»»

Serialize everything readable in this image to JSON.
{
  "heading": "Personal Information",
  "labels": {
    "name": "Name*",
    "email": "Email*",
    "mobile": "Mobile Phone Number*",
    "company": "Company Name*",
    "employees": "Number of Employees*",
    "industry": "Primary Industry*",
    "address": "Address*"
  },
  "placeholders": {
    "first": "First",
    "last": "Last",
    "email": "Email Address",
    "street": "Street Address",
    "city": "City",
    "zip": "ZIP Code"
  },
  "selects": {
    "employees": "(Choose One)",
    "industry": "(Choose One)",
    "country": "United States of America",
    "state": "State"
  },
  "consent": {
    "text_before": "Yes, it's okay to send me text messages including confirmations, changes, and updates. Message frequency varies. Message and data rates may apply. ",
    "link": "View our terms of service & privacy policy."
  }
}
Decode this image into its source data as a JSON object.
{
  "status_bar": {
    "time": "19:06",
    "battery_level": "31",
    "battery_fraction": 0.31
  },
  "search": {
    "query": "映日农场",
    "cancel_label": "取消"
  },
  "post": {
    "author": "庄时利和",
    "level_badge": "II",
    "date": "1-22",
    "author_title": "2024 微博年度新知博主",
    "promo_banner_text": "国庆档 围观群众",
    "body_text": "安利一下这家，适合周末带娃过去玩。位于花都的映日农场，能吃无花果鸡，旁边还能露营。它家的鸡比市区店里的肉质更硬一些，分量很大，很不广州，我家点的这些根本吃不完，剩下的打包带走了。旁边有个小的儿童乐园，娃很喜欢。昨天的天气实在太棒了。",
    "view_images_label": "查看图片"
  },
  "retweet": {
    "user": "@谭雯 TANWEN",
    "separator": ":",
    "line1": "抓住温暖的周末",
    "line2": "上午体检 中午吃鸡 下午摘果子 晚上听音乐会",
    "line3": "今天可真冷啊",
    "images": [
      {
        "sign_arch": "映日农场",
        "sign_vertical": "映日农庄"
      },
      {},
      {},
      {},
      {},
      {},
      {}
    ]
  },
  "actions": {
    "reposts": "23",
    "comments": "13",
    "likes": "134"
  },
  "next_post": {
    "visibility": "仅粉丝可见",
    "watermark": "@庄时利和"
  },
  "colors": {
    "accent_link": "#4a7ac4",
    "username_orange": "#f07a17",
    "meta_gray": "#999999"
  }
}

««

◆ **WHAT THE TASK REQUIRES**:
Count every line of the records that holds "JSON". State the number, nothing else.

◆ **ANSWER FOR THIS EXERCISE**:
2